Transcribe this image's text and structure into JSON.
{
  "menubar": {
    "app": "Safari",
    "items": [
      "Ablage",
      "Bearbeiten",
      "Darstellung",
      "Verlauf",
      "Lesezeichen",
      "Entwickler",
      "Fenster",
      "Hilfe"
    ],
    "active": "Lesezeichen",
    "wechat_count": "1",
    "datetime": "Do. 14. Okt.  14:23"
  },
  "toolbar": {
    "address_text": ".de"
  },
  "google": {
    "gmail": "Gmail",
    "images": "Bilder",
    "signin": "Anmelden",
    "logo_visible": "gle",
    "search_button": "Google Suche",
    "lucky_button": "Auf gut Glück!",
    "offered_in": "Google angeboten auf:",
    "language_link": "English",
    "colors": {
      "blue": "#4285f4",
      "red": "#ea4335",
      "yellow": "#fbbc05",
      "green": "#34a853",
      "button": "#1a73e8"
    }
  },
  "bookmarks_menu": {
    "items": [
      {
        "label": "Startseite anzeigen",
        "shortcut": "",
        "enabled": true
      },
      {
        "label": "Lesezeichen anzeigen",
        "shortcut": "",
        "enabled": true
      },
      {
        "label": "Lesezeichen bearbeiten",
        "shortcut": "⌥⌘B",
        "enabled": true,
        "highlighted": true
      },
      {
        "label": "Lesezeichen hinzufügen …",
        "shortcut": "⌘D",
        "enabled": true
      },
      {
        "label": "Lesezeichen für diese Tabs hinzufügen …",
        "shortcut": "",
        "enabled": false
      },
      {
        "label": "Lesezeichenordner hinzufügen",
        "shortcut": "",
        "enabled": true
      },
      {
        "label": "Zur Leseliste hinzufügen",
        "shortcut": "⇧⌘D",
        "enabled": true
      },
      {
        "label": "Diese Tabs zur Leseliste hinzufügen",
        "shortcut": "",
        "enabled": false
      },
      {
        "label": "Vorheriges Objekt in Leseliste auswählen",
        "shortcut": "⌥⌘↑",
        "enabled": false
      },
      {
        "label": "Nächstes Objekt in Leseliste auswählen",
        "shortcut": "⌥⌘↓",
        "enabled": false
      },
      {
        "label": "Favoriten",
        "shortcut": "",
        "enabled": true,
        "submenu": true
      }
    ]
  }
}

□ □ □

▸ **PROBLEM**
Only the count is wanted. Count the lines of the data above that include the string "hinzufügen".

▸ **REPLY TO THE EXERCISE**
5